Amon Ware asks, ‘How do you decide where to design the Sunday Pin location?’

By: Jeffrey D. Brauer

It's a factor of the green site, overall balance, course balance, hole balance, and wind. I prefer a nice mixture of "premium pin locations," ideally with each of the six possible premium pin locations featured twice, preferably one on each nine for ideal balance. Most single-target greens, by definition, have no premium pin locations; the green is so small that every pin is near the hazard and golfers aim to the middle. Likewise, many concept and conversation greens have no distinctly tougher pin locations.

The green site itself often dictates a green shape, which in turn dictates the Sunday Pin. For example, if the green site angles left, and also narrows as it goes back, it's easy to envision the back-left portion of the green as a small Sunday Pin target.

Relating the pin position to the wind is the key to creating the strategic dilemma. Golfers are most comfortable when their shot pattern keeps the ball over "safe ground" at all times. Their least desirable shot requires aiming over the hazard and "just missing" to hit the target. The chances for success diminish, and, consequently, more golfers play safely to the middle. Using the wind to help reach premium pin positions is an invitation for bold play. At the same time, it allows the golfer to "fudge" away from the hazards, making the middle of the green more inviting as well, thus increasing strategic choices and consequences.

Thus, if the prevailing winds blow left to right, suggesting a fade, I usually locate the premium pin somewhere on the right side of the green. A timid shot finds the middle of the green while an overplayed shot finds hazards, which golfers understand. If the Sunday Pin must be on the "upwind" side of the green, I enlarge the target area, or provide some assistance in reaching the pin through creative alternate routes.

There is more flexibility in premium pin locations on tailwind and headwind holes, but I like Sunday Pin locations at the back of the green on long (accentuating their length) and downwind holes to encourage aggressive play and at the front on short and headwind holes.

Tailwinds help golfers reach back pins through reduced club selection, reduced side spin, and in increased roll through reduced spin. A Sunday Pin at the front of a downwind hole may not be accessible, inducing conservative play, and reducing the golfer's dilemma.

On headwind holes, the wind reduces flight distance, but increases backspin, making carrying a hazard and stopping close to a front pin somewhat easier, thus encouraging aggressive play. Of course, you need an extra club to fight the wind, and the temptation when in doubt is to add too much to ensure clearing the hazard, thus increasing the dilemma.

However, there are some good exceptions, depending on individual green design. For example, Sunday Pins at the back of a long, headwind hole accentuate length, making long par-4s play long for longer hitters, while a Sunday Pin at the front of long, headwind holes can require maximum spin of a long iron, a good shot to test. And, on short holes, a back location on a short downwind hole, with a narrow green at the back might encourage a running shot to avoid lateral hazards.

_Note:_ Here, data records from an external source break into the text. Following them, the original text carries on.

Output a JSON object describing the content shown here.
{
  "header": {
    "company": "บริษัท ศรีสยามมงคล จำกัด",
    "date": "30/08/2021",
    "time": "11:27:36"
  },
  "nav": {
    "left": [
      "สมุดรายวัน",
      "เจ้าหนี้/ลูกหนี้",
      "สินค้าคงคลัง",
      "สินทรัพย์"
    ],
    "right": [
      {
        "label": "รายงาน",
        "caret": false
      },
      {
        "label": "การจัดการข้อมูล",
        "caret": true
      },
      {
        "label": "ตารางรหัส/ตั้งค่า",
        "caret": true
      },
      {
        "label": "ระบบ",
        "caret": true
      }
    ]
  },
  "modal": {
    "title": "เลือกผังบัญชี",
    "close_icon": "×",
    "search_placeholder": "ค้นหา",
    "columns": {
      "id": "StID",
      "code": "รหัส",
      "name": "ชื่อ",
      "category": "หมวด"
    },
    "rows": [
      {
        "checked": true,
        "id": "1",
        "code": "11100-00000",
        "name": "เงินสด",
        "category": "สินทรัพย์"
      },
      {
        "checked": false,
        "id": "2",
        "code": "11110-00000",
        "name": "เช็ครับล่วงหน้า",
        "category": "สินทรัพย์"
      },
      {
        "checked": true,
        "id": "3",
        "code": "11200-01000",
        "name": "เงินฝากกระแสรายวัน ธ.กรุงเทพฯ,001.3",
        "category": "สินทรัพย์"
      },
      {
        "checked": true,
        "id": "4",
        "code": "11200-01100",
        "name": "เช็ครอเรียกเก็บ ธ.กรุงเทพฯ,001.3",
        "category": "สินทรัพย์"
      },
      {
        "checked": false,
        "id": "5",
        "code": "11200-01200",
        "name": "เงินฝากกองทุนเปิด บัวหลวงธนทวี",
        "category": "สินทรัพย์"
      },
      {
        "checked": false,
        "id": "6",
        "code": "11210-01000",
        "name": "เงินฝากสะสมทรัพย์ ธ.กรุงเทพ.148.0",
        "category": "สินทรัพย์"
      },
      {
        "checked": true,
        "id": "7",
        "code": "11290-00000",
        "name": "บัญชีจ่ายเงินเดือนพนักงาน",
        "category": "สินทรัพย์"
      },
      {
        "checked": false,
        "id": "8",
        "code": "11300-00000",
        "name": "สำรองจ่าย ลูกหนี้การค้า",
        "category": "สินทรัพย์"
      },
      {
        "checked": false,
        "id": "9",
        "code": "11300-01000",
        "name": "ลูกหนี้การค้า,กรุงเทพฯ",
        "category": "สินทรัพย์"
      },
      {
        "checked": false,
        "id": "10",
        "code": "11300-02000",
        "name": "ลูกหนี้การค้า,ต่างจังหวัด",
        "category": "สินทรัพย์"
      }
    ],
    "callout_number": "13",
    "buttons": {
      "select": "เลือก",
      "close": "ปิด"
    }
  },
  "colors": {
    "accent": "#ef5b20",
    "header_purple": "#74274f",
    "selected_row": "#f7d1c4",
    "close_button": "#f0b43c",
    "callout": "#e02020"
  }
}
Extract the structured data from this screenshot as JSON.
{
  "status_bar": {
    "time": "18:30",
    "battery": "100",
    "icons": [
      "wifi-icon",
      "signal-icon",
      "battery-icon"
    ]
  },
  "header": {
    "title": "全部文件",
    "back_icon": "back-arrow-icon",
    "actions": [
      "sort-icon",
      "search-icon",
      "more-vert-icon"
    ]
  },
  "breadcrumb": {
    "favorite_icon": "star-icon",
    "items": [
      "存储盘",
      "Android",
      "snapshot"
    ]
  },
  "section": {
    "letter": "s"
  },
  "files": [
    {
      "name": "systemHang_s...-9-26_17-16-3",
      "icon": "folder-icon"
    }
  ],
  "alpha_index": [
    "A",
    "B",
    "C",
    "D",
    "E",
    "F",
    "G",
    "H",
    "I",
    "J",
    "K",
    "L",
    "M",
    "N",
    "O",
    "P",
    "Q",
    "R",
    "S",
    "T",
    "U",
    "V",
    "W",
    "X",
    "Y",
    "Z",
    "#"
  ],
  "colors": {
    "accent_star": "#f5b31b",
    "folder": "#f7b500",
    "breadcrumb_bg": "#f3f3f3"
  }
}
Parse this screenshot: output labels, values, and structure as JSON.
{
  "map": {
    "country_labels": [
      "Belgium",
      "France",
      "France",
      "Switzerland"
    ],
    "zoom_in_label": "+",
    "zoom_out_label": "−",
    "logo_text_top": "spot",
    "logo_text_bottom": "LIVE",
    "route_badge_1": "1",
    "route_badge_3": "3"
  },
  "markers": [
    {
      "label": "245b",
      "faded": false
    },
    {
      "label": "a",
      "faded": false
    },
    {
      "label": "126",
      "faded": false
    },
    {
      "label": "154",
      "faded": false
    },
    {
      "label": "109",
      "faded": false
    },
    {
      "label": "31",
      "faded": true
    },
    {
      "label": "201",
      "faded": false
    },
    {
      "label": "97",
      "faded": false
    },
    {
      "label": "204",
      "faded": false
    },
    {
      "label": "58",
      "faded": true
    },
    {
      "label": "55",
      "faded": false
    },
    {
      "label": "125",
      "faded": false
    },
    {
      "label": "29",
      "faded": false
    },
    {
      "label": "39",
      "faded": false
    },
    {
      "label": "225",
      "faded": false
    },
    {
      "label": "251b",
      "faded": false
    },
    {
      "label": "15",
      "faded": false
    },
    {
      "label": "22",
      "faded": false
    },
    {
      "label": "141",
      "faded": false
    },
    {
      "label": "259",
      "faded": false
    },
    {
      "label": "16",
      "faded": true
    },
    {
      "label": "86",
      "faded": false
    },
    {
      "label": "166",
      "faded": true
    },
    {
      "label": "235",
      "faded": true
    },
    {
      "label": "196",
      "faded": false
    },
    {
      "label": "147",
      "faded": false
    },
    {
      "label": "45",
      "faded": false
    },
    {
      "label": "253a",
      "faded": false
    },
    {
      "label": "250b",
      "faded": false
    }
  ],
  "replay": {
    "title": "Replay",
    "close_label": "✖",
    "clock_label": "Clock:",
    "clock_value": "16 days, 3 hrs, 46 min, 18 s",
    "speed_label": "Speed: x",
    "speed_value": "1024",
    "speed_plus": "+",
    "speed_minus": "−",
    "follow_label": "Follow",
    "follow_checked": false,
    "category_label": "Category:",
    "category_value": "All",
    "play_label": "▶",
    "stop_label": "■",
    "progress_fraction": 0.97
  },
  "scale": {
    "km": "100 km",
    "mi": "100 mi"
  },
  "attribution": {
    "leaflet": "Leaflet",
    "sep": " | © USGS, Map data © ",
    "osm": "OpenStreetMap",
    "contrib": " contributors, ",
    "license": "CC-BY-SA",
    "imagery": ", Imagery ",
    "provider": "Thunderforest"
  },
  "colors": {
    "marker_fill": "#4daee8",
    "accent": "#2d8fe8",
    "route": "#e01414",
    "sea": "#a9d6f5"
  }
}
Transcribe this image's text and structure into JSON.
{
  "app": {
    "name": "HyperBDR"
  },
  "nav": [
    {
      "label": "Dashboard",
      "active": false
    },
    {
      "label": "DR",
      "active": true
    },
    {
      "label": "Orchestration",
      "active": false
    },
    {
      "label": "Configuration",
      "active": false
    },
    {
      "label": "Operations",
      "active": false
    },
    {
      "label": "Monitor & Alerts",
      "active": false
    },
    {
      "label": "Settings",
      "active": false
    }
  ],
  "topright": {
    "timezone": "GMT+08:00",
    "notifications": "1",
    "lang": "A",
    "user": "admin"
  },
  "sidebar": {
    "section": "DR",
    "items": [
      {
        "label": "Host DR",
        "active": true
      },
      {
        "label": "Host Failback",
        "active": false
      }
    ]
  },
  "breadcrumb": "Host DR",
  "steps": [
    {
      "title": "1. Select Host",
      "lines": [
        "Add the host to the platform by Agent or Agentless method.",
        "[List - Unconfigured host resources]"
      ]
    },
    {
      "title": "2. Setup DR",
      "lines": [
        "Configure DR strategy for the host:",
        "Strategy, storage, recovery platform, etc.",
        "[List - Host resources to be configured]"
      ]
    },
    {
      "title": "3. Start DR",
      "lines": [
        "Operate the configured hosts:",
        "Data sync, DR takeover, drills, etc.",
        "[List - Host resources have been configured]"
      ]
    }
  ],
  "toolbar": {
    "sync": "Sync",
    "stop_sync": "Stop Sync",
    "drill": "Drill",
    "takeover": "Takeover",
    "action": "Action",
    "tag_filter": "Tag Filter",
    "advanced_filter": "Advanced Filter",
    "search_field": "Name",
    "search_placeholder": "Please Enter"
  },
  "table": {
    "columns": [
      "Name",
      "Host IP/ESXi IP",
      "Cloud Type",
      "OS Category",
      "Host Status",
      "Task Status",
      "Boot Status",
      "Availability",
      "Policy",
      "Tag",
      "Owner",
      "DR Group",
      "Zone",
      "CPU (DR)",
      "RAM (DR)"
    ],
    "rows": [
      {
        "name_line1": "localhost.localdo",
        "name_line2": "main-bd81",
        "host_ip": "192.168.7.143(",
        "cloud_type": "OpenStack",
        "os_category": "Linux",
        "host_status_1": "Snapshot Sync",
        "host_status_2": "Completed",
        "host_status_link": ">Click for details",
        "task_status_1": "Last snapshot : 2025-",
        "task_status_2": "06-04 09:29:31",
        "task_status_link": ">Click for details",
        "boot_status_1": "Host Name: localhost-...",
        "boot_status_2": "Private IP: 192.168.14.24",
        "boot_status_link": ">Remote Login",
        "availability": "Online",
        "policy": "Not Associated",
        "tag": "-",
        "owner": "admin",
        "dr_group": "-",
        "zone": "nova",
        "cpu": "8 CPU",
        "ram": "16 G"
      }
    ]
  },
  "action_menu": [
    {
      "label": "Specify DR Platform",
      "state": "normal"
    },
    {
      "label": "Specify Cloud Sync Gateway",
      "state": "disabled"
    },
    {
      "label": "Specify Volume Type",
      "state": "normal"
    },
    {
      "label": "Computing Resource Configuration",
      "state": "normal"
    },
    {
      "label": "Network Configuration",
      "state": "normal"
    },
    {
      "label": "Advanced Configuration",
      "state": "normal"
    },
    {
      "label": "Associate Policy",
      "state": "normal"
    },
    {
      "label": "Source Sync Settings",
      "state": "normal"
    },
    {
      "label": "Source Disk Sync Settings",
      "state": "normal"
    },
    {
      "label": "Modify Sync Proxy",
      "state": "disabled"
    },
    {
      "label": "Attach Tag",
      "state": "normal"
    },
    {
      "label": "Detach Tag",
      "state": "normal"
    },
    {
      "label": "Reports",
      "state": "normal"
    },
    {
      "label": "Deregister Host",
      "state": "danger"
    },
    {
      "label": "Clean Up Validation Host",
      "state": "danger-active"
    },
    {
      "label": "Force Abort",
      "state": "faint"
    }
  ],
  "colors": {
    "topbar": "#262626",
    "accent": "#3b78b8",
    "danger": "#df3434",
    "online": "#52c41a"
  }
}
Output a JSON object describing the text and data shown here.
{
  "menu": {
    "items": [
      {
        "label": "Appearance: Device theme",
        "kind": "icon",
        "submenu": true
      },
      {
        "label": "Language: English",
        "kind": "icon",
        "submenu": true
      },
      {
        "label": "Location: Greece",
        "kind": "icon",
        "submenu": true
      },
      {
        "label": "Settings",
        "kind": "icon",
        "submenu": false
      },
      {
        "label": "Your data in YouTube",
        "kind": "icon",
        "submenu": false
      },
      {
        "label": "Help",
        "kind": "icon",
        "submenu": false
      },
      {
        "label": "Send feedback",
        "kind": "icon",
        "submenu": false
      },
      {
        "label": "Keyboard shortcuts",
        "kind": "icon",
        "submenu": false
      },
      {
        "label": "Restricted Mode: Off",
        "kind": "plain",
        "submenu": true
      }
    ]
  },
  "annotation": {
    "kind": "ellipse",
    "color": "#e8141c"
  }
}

It's impossible to follow any R.O.B.O.T. too closely, given that the natural qualities of green sites don't always perfectly fit our wind criteria. While the green will always sit comfortably (or uncomfortably) on its site, the wind doesn't always blow! So, the land should govern if all factors don't work together.

And some areas, like Texas, have four-season golf with diametrically opposed prevailing winds. Balancing difficult pin positions by designing for these winds on some holes may be preferable, or the course may be too difficult when winds don't follow the prevailing pattern.

Jeffrey D. Brauer and his firm, GolfScapes, have designed 40 golf courses and remodeled 80. Canterberry Golf Course in Parker, Colo., and Giants Ridge are rated among the best affordable public courses in the United States, while his Avocet Course at Wild Wing Plantation in Myrtle Beach, S.C., was a Golf Digest best new course winner, Champions Country Club is rated 5th in Nebraska and TangleRidge Golf Club is 12th in Texas. President of the American Society of Golf Course Architects during its 50th anniversary year in 1995-96, Brauer also designed Colbert Hills Golf Club at Kansas State, which opened in June 2000 as the cornerstone golf course for The First Tee program as well as the first collaboration between the PGA of America and Golf Course Superintendents Association of America.